*** PROVIDED MATERIAL
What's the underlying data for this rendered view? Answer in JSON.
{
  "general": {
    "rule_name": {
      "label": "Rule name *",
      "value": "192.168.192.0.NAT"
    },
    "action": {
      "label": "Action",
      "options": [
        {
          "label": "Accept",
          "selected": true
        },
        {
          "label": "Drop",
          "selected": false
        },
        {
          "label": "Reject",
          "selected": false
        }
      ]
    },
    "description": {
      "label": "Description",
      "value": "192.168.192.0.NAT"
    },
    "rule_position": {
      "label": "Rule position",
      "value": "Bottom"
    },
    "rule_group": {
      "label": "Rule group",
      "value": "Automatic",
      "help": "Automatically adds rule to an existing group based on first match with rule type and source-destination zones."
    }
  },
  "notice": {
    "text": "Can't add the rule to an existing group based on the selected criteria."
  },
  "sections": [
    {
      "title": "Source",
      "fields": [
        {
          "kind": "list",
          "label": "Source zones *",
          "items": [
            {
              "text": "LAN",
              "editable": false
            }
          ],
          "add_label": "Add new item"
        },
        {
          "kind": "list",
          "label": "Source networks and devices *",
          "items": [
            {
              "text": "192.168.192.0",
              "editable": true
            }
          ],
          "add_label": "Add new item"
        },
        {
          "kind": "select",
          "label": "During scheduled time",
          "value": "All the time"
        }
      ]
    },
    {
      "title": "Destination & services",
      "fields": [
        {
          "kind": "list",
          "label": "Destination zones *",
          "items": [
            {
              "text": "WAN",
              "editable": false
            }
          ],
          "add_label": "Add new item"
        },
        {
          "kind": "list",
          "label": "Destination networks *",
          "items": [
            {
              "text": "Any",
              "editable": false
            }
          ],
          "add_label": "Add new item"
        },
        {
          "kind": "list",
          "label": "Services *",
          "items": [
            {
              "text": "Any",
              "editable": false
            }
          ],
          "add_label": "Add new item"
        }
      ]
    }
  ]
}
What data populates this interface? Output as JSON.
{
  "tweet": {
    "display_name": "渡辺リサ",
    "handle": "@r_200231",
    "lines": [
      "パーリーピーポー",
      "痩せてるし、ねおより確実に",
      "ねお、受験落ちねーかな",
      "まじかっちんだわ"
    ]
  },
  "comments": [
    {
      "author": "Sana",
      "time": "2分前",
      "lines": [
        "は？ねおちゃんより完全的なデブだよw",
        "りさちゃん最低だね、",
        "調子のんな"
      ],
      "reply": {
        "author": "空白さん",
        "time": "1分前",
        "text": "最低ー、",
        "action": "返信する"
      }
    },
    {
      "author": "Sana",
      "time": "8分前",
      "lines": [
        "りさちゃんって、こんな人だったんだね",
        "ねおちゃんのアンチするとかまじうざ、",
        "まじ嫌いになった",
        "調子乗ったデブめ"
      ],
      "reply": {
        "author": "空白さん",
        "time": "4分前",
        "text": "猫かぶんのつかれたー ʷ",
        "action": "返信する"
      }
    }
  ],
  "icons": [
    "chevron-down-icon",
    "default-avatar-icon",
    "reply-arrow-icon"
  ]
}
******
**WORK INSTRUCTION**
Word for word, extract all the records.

**ANSWER TO THE PROBLEM**
What's the underlying data for this rendered view? Answer in JSON.
{
  "general": {
    "rule_name": {
      "label": "Rule name *",
      "value": "192.168.192.0.NAT"
    },
    "action": {
      "label": "Action",
      "options": [
        {
          "label": "Accept",
          "selected": true
        },
        {
          "label": "Drop",
          "selected": false
        },
        {
          "label": "Reject",
          "selected": false
        }
      ]
    },
    "description": {
      "label": "Description",
      "value": "192.168.192.0.NAT"
    },
    "rule_position": {
      "label": "Rule position",
      "value": "Bottom"
    },
    "rule_group": {
      "label": "Rule group",
      "value": "Automatic",
      "help": "Automatically adds rule to an existing group based on first match with rule type and source-destination zones."
    }
  },
  "notice": {
    "text": "Can't add the rule to an existing group based on the selected criteria."
  },
  "sections": [
    {
      "title": "Source",
      "fields": [
        {
          "kind": "list",
          "label": "Source zones *",
          "items": [
            {
              "text": "LAN",
              "editable": false
            }
          ],
          "add_label": "Add new item"
        },
        {
          "kind": "list",
          "label": "Source networks and devices *",
          "items": [
            {
              "text": "192.168.192.0",
              "editable": true
            }
          ],
          "add_label": "Add new item"
        },
        {
          "kind": "select",
          "label": "During scheduled time",
          "value": "All the time"
        }
      ]
    },
    {
      "title": "Destination & services",
      "fields": [
        {
          "kind": "list",
          "label": "Destination zones *",
          "items": [
            {
              "text": "WAN",
              "editable": false
            }
          ],
          "add_label": "Add new item"
        },
        {
          "kind": "list",
          "label": "Destination networks *",
          "items": [
            {
              "text": "Any",
              "editable": false
            }
          ],
          "add_label": "Add new item"
        },
        {
          "kind": "list",
          "label": "Services *",
          "items": [
            {
              "text": "Any",
              "editable": false
            }
          ],
          "add_label": "Add new item"
        }
      ]
    }
  ]
}
What data populates this interface? Output as JSON.
{
  "tweet": {
    "display_name": "渡辺リサ",
    "handle": "@r_200231",
    "lines": [
      "パーリーピーポー",
      "痩せてるし、ねおより確実に",
      "ねお、受験落ちねーかな",
      "まじかっちんだわ"
    ]
  },
  "comments": [
    {
      "author": "Sana",
      "time": "2分前",
      "lines": [
        "は？ねおちゃんより完全的なデブだよw",
        "りさちゃん最低だね、",
        "調子のんな"
      ],
      "reply": {
        "author": "空白さん",
        "time": "1分前",
        "text": "最低ー、",
        "action": "返信する"
      }
    },
    {
      "author": "Sana",
      "time": "8分前",
      "lines": [
        "りさちゃんって、こんな人だったんだね",
        "ねおちゃんのアンチするとかまじうざ、",
        "まじ嫌いになった",
        "調子乗ったデブめ"
      ],
      "reply": {
        "author": "空白さん",
        "time": "4分前",
        "text": "猫かぶんのつかれたー ʷ",
        "action": "返信する"
      }
    }
  ],
  "icons": [
    "chevron-down-icon",
    "default-avatar-icon",
    "reply-arrow-icon"
  ]
}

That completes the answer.